- **EXERCISE DIRECTIONS**:
Copy, from the entries below, each line where the word "screenshot" can be found.

- **Stored data entries**:
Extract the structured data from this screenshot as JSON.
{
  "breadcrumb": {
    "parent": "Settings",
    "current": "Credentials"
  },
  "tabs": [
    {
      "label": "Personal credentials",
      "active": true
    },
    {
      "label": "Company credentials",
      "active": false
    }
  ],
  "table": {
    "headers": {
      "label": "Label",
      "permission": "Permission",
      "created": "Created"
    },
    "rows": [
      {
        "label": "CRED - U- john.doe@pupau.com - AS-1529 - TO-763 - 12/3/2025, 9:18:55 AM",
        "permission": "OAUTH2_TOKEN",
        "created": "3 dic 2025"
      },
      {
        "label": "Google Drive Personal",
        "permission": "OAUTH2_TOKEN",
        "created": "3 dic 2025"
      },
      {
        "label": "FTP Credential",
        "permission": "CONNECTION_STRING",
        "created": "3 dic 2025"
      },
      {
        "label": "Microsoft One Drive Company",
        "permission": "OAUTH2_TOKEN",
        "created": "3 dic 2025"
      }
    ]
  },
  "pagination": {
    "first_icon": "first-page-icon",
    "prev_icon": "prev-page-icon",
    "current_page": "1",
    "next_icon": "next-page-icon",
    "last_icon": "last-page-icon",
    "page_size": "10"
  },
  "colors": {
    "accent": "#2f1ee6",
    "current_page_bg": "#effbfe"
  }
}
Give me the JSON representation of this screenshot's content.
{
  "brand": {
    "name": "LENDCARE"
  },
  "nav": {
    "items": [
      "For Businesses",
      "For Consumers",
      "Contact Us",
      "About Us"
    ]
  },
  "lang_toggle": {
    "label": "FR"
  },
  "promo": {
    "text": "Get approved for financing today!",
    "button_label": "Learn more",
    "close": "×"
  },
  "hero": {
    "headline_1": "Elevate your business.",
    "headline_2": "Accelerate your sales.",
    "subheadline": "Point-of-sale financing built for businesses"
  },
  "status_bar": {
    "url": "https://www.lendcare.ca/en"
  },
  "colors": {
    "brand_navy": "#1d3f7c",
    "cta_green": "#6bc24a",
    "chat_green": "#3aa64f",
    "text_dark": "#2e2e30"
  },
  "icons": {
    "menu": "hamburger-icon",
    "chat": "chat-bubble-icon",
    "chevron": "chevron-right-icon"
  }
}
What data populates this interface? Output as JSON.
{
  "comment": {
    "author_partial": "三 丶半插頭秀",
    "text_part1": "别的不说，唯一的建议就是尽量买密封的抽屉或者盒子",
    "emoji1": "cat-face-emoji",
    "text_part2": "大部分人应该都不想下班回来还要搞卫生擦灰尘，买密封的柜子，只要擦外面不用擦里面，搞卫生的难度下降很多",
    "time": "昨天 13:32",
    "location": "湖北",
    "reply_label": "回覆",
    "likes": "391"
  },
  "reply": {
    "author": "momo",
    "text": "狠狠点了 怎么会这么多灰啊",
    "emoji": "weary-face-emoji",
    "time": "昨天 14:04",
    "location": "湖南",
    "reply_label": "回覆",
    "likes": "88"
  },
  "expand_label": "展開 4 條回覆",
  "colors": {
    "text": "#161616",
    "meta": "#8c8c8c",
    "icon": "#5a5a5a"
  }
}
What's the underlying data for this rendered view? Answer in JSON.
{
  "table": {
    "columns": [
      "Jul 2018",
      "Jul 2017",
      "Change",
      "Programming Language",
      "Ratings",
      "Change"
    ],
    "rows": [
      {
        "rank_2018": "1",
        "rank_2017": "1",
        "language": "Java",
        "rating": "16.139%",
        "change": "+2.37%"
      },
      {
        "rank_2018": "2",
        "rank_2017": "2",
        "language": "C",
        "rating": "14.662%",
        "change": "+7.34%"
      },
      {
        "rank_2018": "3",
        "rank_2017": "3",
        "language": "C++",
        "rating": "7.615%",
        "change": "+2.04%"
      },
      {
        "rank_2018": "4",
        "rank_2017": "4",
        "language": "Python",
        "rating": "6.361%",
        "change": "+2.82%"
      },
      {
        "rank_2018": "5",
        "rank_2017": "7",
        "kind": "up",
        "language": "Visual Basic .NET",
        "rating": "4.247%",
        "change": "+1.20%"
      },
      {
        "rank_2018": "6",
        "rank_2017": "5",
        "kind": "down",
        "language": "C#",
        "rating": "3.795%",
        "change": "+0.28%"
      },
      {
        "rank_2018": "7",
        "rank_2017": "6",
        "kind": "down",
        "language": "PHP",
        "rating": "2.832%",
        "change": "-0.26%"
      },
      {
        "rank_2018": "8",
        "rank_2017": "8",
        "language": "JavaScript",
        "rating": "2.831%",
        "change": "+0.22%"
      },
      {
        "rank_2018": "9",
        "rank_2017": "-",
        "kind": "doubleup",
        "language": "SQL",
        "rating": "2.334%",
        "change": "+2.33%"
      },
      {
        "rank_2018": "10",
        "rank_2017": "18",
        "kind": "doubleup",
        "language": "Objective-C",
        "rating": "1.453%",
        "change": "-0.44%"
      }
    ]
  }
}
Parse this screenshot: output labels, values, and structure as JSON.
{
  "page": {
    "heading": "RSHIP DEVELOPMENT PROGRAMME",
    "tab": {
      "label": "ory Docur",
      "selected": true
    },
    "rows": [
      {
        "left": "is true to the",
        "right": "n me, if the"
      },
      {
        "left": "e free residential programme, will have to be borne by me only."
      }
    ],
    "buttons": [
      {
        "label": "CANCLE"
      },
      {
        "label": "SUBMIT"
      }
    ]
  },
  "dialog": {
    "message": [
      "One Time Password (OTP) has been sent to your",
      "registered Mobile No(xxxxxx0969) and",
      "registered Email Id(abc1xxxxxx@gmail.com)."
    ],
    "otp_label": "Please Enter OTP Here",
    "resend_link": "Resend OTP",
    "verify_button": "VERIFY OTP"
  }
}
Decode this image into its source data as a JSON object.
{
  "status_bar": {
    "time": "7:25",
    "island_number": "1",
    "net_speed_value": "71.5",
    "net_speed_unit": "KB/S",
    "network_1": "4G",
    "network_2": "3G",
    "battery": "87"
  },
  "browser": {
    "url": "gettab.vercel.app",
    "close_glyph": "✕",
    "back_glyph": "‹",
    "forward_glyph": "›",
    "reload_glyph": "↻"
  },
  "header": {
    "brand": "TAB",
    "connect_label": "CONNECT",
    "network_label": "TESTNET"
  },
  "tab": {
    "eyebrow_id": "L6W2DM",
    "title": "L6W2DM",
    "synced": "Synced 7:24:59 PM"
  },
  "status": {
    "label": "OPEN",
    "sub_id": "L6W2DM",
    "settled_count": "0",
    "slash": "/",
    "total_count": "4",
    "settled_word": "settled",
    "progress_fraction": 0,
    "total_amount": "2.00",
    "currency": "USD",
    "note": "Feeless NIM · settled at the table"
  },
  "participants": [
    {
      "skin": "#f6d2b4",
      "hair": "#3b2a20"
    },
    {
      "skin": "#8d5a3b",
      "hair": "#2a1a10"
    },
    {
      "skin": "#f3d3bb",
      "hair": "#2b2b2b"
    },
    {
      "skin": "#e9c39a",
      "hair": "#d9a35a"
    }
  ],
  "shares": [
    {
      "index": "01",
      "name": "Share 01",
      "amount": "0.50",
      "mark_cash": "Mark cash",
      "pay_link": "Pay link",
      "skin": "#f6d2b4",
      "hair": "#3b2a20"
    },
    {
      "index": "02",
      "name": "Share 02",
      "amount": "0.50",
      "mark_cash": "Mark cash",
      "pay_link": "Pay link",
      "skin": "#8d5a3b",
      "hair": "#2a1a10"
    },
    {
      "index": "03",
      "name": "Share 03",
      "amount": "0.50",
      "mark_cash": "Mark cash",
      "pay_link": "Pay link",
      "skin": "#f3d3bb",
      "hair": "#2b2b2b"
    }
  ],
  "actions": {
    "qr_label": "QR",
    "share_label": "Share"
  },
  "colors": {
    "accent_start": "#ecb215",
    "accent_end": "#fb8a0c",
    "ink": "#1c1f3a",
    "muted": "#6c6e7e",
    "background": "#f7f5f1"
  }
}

- **REPLY**:
Extract the structured data from this screenshot as JSON.
Give me the JSON representation of this screenshot's content.
Parse this screenshot: output labels, values, and structure as JSON.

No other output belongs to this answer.